Don’t get me wrong – Latitude is a fantastic event and clearly the organizers responsible for Reading, Leeds, Hove and Lollapalooza Berlin have successfully carved a market for themselves. Families and kids who don’t mind forking out a little more cash receive a well-planned music festival featuring some of the hottest British contemporary acts (we’ll forget High Flying Birds for a moment ”“ an hour into their set, we still couldn’t tell the difference between all the seemingly rejected Oasis B-sides being belted out). And let’s not forget the surprise acts this year of Ed Sheeran and Thom Yorke who both played impromptu sets on different nights. Due to the genteel nature of fest-goers, the absence of alcohol bingeing and brawling seen at other festivals made it a hugely pleasant experience. As a parent of two, I’d be happy to bring my six and eight-year olds to this.

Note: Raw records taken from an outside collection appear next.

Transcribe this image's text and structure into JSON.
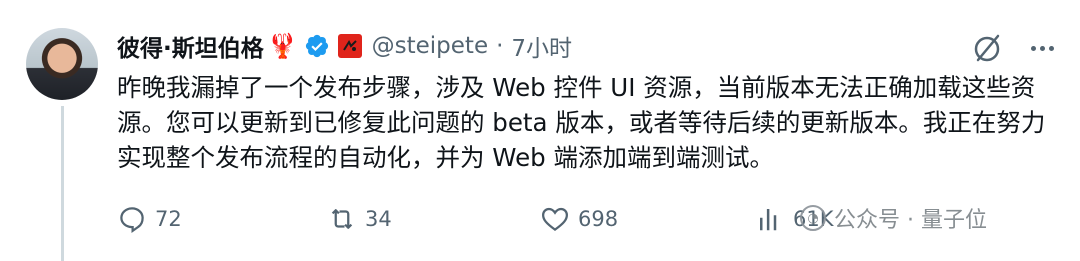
{
  "author": {
    "display_name": "彼得·斯坦伯格",
    "emoji": "🦞",
    "handle": "@steipete",
    "separator": "·",
    "time": "7小时"
  },
  "tweet": {
    "text": "昨晚我漏掉了一个发布步骤，涉及 Web 控件 UI 资源，当前版本无法正确加载这些资源。您可以更新到已修复此问题的 beta 版本，或者等待后续的更新版本。我正在努力实现整个发布流程的自动化，并为 Web 端添加端到端测试。"
  },
  "actions": {
    "replies": "72",
    "retweets": "34",
    "likes": "698",
    "views": "61K"
  },
  "watermark": {
    "text": "公众号 · 量子位"
  },
  "colors": {
    "text_primary": "#0f1419",
    "text_secondary": "#536471",
    "verified_blue": "#1d9bf0",
    "affiliate_red": "#e0241b"
  },
  "icons": [
    "verified-icon",
    "affiliate-badge-icon",
    "grok-icon",
    "more-icon",
    "reply-icon",
    "retweet-icon",
    "like-icon",
    "views-icon"
  ]
}
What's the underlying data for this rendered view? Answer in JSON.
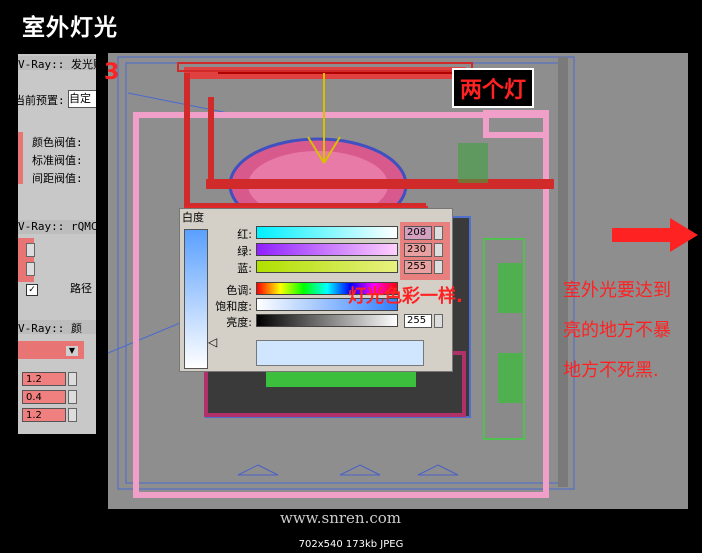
{
  "title": "室外灯光",
  "step_number": "3",
  "annotations": {
    "two_lights": "两个灯",
    "same_color": "灯光色彩一样.",
    "note_lines": [
      "室外光要达到",
      "亮的地方不暴",
      "地方不死黑."
    ]
  },
  "vray_panel": {
    "header1": "V-Ray:: 发光贴",
    "preset_label": "当前预置:",
    "preset_value": "自定",
    "threshold_labels": [
      "颜色阀值:",
      "标准阀值:",
      "间距阀值:"
    ],
    "header2": "V-Ray:: rQMC",
    "path_label": "路径",
    "header3": "V-Ray:: 颜",
    "values": [
      "1.2",
      "0.4",
      "1.2"
    ]
  },
  "color_dialog": {
    "title": "白度",
    "red_label": "红:",
    "green_label": "绿:",
    "blue_label": "蓝:",
    "hue_label": "色调:",
    "sat_label": "饱和度:",
    "val_label": "亮度:",
    "red": "208",
    "green": "230",
    "blue": "255",
    "value": "255"
  },
  "watermark": "www.snren.com",
  "caption": "702x540  173kb  JPEG",
  "colors": {
    "annotation_red": "#ff2222",
    "swatch": "#d0e6ff",
    "panel_bg": "#c8c8c8"
  }
}
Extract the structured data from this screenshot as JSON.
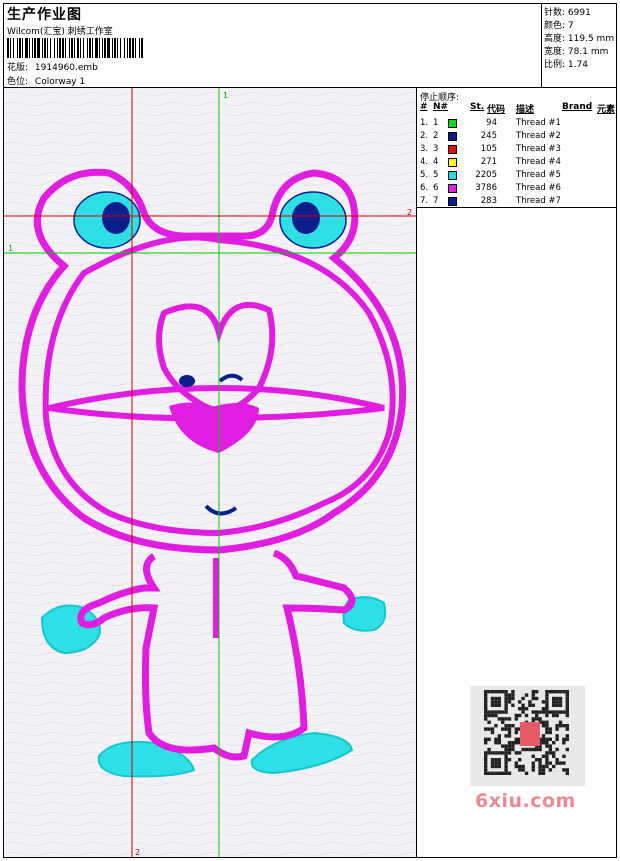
{
  "header": {
    "title": "生产作业图",
    "subtitle": "Wilcom(汇宝) 刺绣工作室",
    "design_file_label": "花版:",
    "design_file": "1914960.emb",
    "colorway_label": "色位:",
    "colorway": "Colorway 1"
  },
  "stats": [
    {
      "label": "针数:",
      "value": "6991"
    },
    {
      "label": "颜色:",
      "value": "7"
    },
    {
      "label": "高度:",
      "value": "119.5 mm"
    },
    {
      "label": "宽度:",
      "value": "78.1 mm"
    },
    {
      "label": "比例:",
      "value": "1.74"
    }
  ],
  "guides": {
    "v_red": "2",
    "v_green": "1",
    "h_red": "2",
    "h_green": "1",
    "v_red_bottom": "2"
  },
  "stop_sequence": {
    "title": "停止顺序:",
    "columns": [
      "#",
      "N#",
      "St.",
      "代码",
      "描述",
      "Brand",
      "元素"
    ],
    "rows": [
      {
        "idx": "1.",
        "n": "1",
        "color": "#00e000",
        "st": "94",
        "desc": "Thread #1"
      },
      {
        "idx": "2.",
        "n": "2",
        "color": "#0b1f8c",
        "st": "245",
        "desc": "Thread #2"
      },
      {
        "idx": "3.",
        "n": "3",
        "color": "#e01010",
        "st": "105",
        "desc": "Thread #3"
      },
      {
        "idx": "4.",
        "n": "4",
        "color": "#ffff00",
        "st": "271",
        "desc": "Thread #4"
      },
      {
        "idx": "5.",
        "n": "5",
        "color": "#20dede",
        "st": "2205",
        "desc": "Thread #5"
      },
      {
        "idx": "6.",
        "n": "6",
        "color": "#e020e0",
        "st": "3786",
        "desc": "Thread #6"
      },
      {
        "idx": "7.",
        "n": "7",
        "color": "#0b1f8c",
        "st": "283",
        "desc": "Thread #7"
      }
    ]
  },
  "watermark": "6xiu.com",
  "colors": {
    "magenta": "#e01ee0",
    "cyan": "#2ee0e6",
    "navy": "#0b1f8c",
    "guide_red": "#cc0000",
    "guide_green": "#00cc00"
  }
}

But for my tastes, the kookiness, bonhomie and tantalizingly unhinged aspect of Glastonbury is too compelling to ignore, and its scale is far greater considering the weekend tickets cost roughly the same amount (GBP 200). Even when the kids dressed up here to let their freak flags fly, many of them wore Native American headdresses or wreaths of flowers in their hair ”“ all of which was evidently bought at the stalls on-site. And then maybe it was my bad luck but in between the bigger acts, I checked out some of the theater, poetry and stand-up comedy on offer and despite sounding great on paper, I was utterly disappointed with the experimentally pedestrian aspects of so many of them. One poet told us he needed more sex in a crowd-pleasing stream of poets’ names and rhyme; a supposed expert on Generation Z decided to tell us in poor taste, about child cancer rather than Generation Z; a couple of stand-up comedians gave us already-seen YouTube videos; and a woeful thespian bored us to the exit with the intricacies of a virus. Groan!
This may sound like a lot of complaining, but it’s not. (This is the sunny spell.) Latitude did teleport me to a younger age. Portishead blew me away with an urgency which I suspect made me and the majority of parents there, feel relevant again. Roni Size reminded me how difficult it was to dance to old school Drum and Bass; Caribou, SBTRKT and James Blake enchanted us with mind-blowing electronica despite us being born in the last century, and Hanif Kureshi told us how not to write about sex! All the acts started on time, and unlike other UK attractions, you didn’t have to queue up too long to eat, drink or relieve yourself. Latitude’s musical line-up is its most compelling draw; the range of acts is cutting edge and is curated well enough that many smaller acts are destined for great things simply by playing here. Years & Years, Kwabs, Stornoway, Unknown Mortal Orchestra and Young Fathers are my picks for bands pushing the envelope in their brands of pop. Check them out now.
But it’s not Glastonbury ”“ not by a mile and not by a long shot. At Glastonbury you get more than a handful of people of color and culture. At Latitude, there was very little of that going on, and a glaring lack of inspiring art or performance. Without people of the world, artists and performers to push your thinking, and a good handful of nudists and the arboreal, you’re never really going to be the defining British festival. And there’s nothing wrong with that. Just don’t ever call it a mini-Glastonbury.